ANGAT DAM’S water level could breach its lowest level recorded at 157.57 meters this week.

“If the situation in Angat watershed and dams, as far as rainfall is concerned, does not improve then it is possible,” National Water Resources Board (NWRB) Executive Director Sevillo D. David, Jr., told BusinessWorld in a text message when asked about the possibility of such a situation to occur.

The Philippine Atmospheric, Geophysical and Astronomical Services Administration (PAGASA) has already declared the start of the rainy season, but the dam’s water level continues to go down.

The weather bureau noted in its website that as of 6 a.m. on Sunday, the water level in Angat was at 159.43 meters, 50.57 meters below its normal high water level of 210 meters.

Water elevation at Angat Dam last dropped below the critical level of 160 meters on July 13, 2010 when it registered a low of 157.57 meters, as the El Niño phenomenon affected the country.
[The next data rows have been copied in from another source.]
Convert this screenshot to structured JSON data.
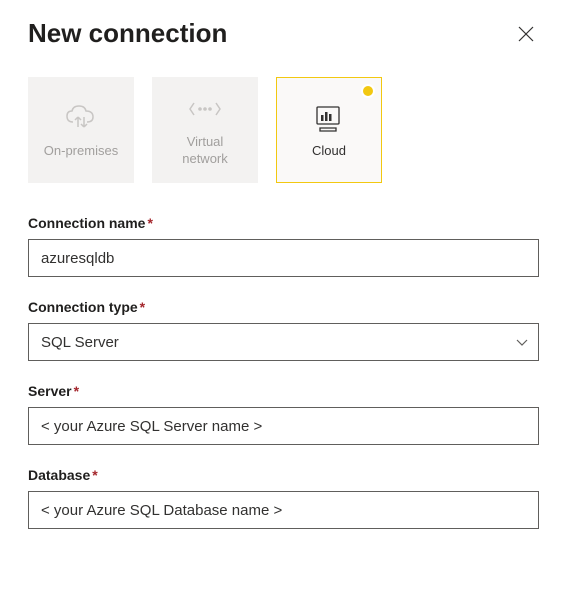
{
  "header": {
    "title": "New connection"
  },
  "tiles": {
    "on_premises": "On-premises",
    "virtual_network": "Virtual\nnetwork",
    "cloud": "Cloud"
  },
  "form": {
    "connection_name": {
      "label": "Connection name",
      "value": "azuresqldb"
    },
    "connection_type": {
      "label": "Connection type",
      "value": "SQL Server"
    },
    "server": {
      "label": "Server",
      "value": "< your Azure SQL Server name >"
    },
    "database": {
      "label": "Database",
      "value": "< your Azure SQL Database name >"
    }
  }
}
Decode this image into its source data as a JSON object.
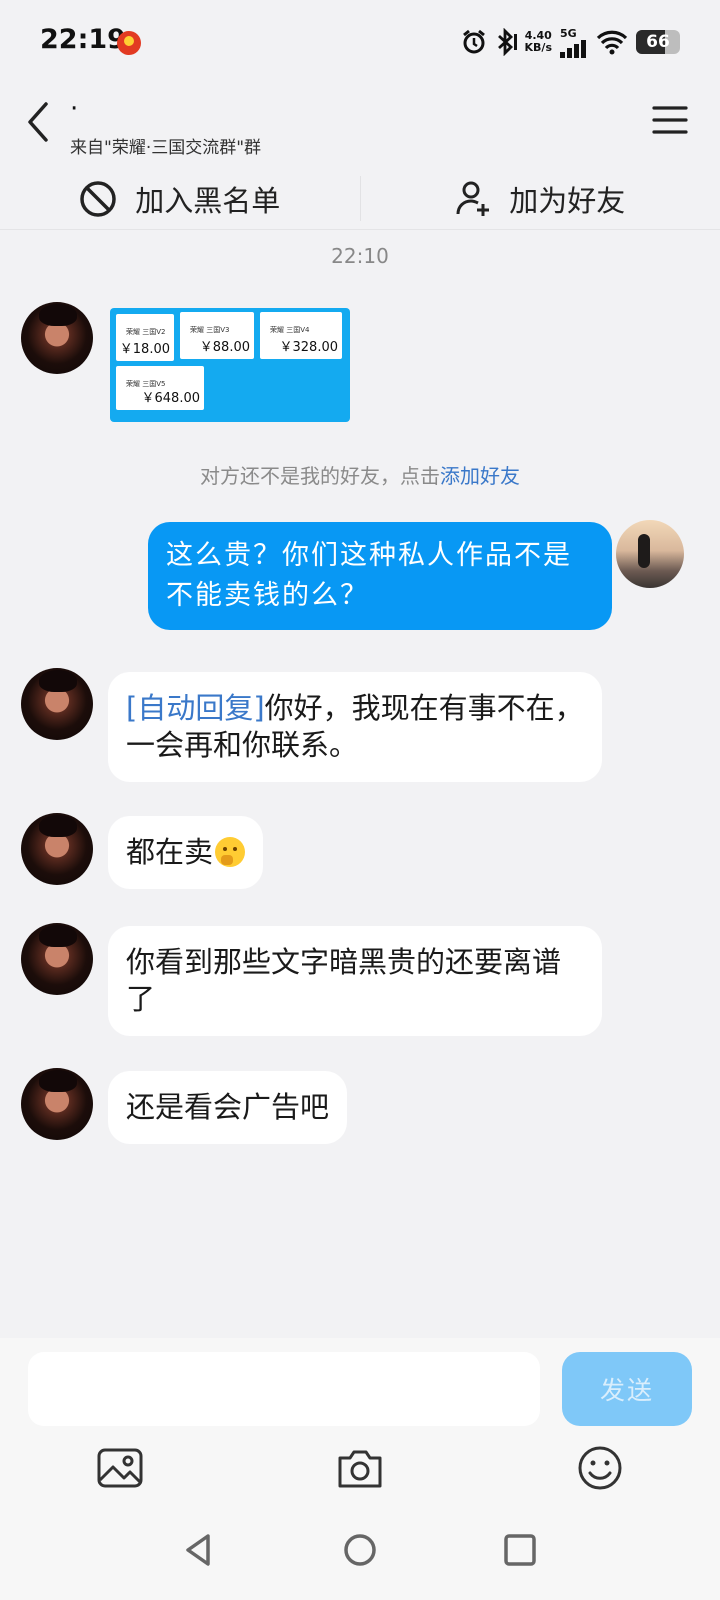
{
  "status_bar": {
    "time": "22:19",
    "net_speed_value": "4.40",
    "net_speed_unit": "KB/s",
    "network_gen": "5G",
    "battery": "66",
    "battery_level_percent": 66
  },
  "header": {
    "title": "·",
    "subtitle": "来自\"荣耀·三国交流群\"群"
  },
  "actions": {
    "block_label": "加入黑名单",
    "add_friend_label": "加为好友"
  },
  "chat": {
    "timestamp": "22:10",
    "price_items": [
      {
        "name": "荣耀 三国V2",
        "price": "￥18.00"
      },
      {
        "name": "荣耀 三国V3",
        "price": "￥88.00"
      },
      {
        "name": "荣耀 三国V4",
        "price": "￥328.00"
      },
      {
        "name": "荣耀 三国V5",
        "price": "￥648.00"
      }
    ],
    "system_hint": "对方还不是我的好友，点击",
    "system_hint_link": "添加好友",
    "messages": [
      {
        "from": "me",
        "text": "这么贵？你们这种私人作品不是不能卖钱的么？"
      },
      {
        "from": "them",
        "tag": "[自动回复]",
        "text": "你好，我现在有事不在，一会再和你联系。"
      },
      {
        "from": "them",
        "text": "都在卖"
      },
      {
        "from": "them",
        "text": "你看到那些文字暗黑贵的还要离谱了"
      },
      {
        "from": "them",
        "text": "还是看会广告吧"
      }
    ]
  },
  "input": {
    "value": "",
    "send_label": "发送"
  },
  "icons": {
    "back": "chevron-left-icon",
    "menu": "hamburger-icon",
    "block": "prohibit-icon",
    "add_friend": "user-plus-icon",
    "image": "image-icon",
    "camera": "camera-icon",
    "emoji": "smile-icon"
  },
  "colors": {
    "accent_blue": "#0898f4",
    "link_blue": "#3a78c9",
    "send_disabled": "#7fc8f8"
  }
}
As for the water allocation to the Metropolitan Waterworks and Sewerage System (MWSS), Mr. David said 36 cubic meter per second (CMS) will be maintained for the rest of June.

Discussions will be held next week if this will be further reduced in July depending on the dam’s water level and climate projections.

The NWRB reduced water allocation during this month from 46 CMS to 40 CMS and further to 36 CMS.

“We appeal to everyone to help us also through responsible use of water and conserve water. Let’s also try to collect rain water and recycle it to help in the limited supply that we have now from the dam,” he said.

With this development, water concession holders in Metro Manila and surrounding areas said they will have to wait for further actions from the NWRB before they can determine how much longer the ongoing water interruptions would be.

Maynilad Water Services, Inc. Spokesperson Jennifer C. Rufo said in a text message, “We are spreading out that limited supply so that all customers will receive some water even within a few hours daily. The interruption schedules we implement will greatly depend on the allocation that NWRB will give to the MWSS.”

“Interruption hours could extend if less supply is given. Most affected in the West Zone are the highly elevated portions, and those that are farthest from the source, like Cavite,” she added.

For Manila Water Co., Inc., Group Head for Corporate Strategic Affairs Nestor Jeric T. Sevilla Jr. said in a separate text message, “We are already implementing longer hours of water interruption as Angat has already breached its critical level. Further longer hours of interruption will be dependent on NWRB if it will further reduce the current 36 CMS allocation to the concessionaires. The entire East Zone is affected with highly elevated areas and those located far from our pumping and booster stations heavily affected.” — Vincent Mariel P. Galang